In a perfect world, the Vikings will beat the Packers on Monday night and then win the NFC North in Week 17 by defeating the Bears and the Lions upsetting the Packers. That's a perfect world, but unlikely considering the Lions have gone into the tank after a promising start the season.
Reality suggests that Minnesota is most likely going to enter the playoffs as the No. 6 seed, which would put them on the road against the No. 3 seed in the opening round of the postseason.
The No. 3 seed, if it's not the Vikings, could go to the the Packers, Saints, Seahawks or 49ers. Would the Vikings prefer one more than the others? Let's take a look at each possible opponent (in this hypothetical scenario).
Green Bay is 7-1 at home and this game would be played outdoors at Lambeau Field in January. That could be frigid temps and possibly snow, and a "warm" day might see temps in the upper 20s or low 30s. But just how good is Green Bay?
At 11-3, they look great on paper. But they probably should've lost to the Vikings in Week 2 (21-16 win), and they definitely were saved by bad officiating in Week 6 against Detroit (23-22 win). They also had to fight tooth and nail to defeat the Redskins and Bears at home the past two weeks.
The Packers are ranked middle of the road in nearly every major offensive and defensive category, but where they shine is in the turnover battle, where they are +15. That ranks No. 2 in the NFL behind the Patriots.
New Orleans' defense is top-five against the run and average against the pass, while on offense they are slinging the ball wherever they please with Drew Brees on Michael Thomas. The Superdome is a frightening place to play in the postseason – just ask the 2009 Vikings – regardless of the fact that the Saints are 6-2 at home this season with three other near losses at home.
Another house of horrors for visiting teams, CenturyLink Field presents the 12th Man challenge that already gave the Vikings problems a few weeks back on Monday Night Football.
Seattle owns a top-five offense that can pound the rock with Chris Carson while Russell Wilson makes opposing defenses pay with his arm and legs. Their defense isn't stout, with a bottom-five pass defense leading the way to opponents averaging 24.6 points per game.
Minnesota could score on them for sure, but can Mike Zimmer's defense slow down Wilson at home? The track record with Zimmer's defenses in big road games says they can't.
The top pass defense in the league is led by a fierce pass rush in San Francisco, but the 'Niners have been cracking late in the season. They are coming off a home loss to the Falcons, which followed a 48-46 road win over the Saints. Matt Ryan and Drew Brees combined for 600 yards, seven touchdowns and no interceptions.

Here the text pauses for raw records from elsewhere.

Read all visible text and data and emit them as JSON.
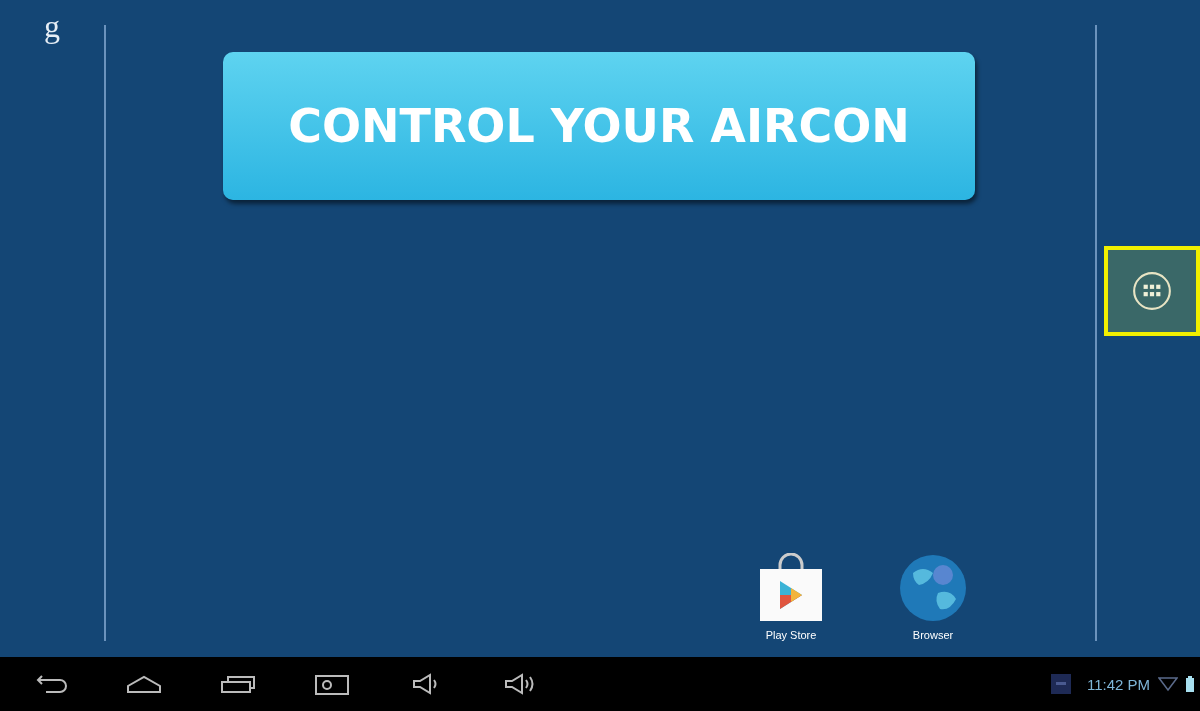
{
  "search_button": {
    "label": "g"
  },
  "banner_button": {
    "label": "CONTROL YOUR AIRCON"
  },
  "apps_button": {
    "highlighted": true
  },
  "dock": [
    {
      "kind": "store",
      "label": "Play Store"
    },
    {
      "kind": "globe",
      "label": "Browser"
    }
  ],
  "status_bar": {
    "time": "11:42 PM"
  }
}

San Fran's offense is diverse with numerous weapons for Jimmy Garoppolo, including tight end George Kittle and a trio of running backs in Tevin Coleman Raheem Mostert and Matt Breida. But at the end of the day, the 49ers are 3-3 after starting the season 8-1, so they might be prime for a first-round upset.
Vikings would be fortunate to get the 49ers
No team wants to play at Lambeau in January or at Seattle or New Orleans in any playoff game, but San Francisco is far and away the most appealing for a number of reasons.
- 3-3 in their last six games with defensive letdowns in the last two.
- Jimmy Garoppolo is interception-prone (11 this season).
- No truly frightening receivers like Seattle, Green Bay and New Orleans have.
- Roster loaded with players who haven't experienced the playoffs.
- Weather in San Francisco (Santa Clara, technically) is sure to be decent at worst.
If the Vikings were to draw the 49ers in the first round, they'd set themselves up for a chance in the divisional round at Green Bay or New Orleans (whoever finishes as the No. 1 seed).
Nothing is ideal as the No. 6 seed, but that might be the best path for the Vikings if the No. 6 is in their future.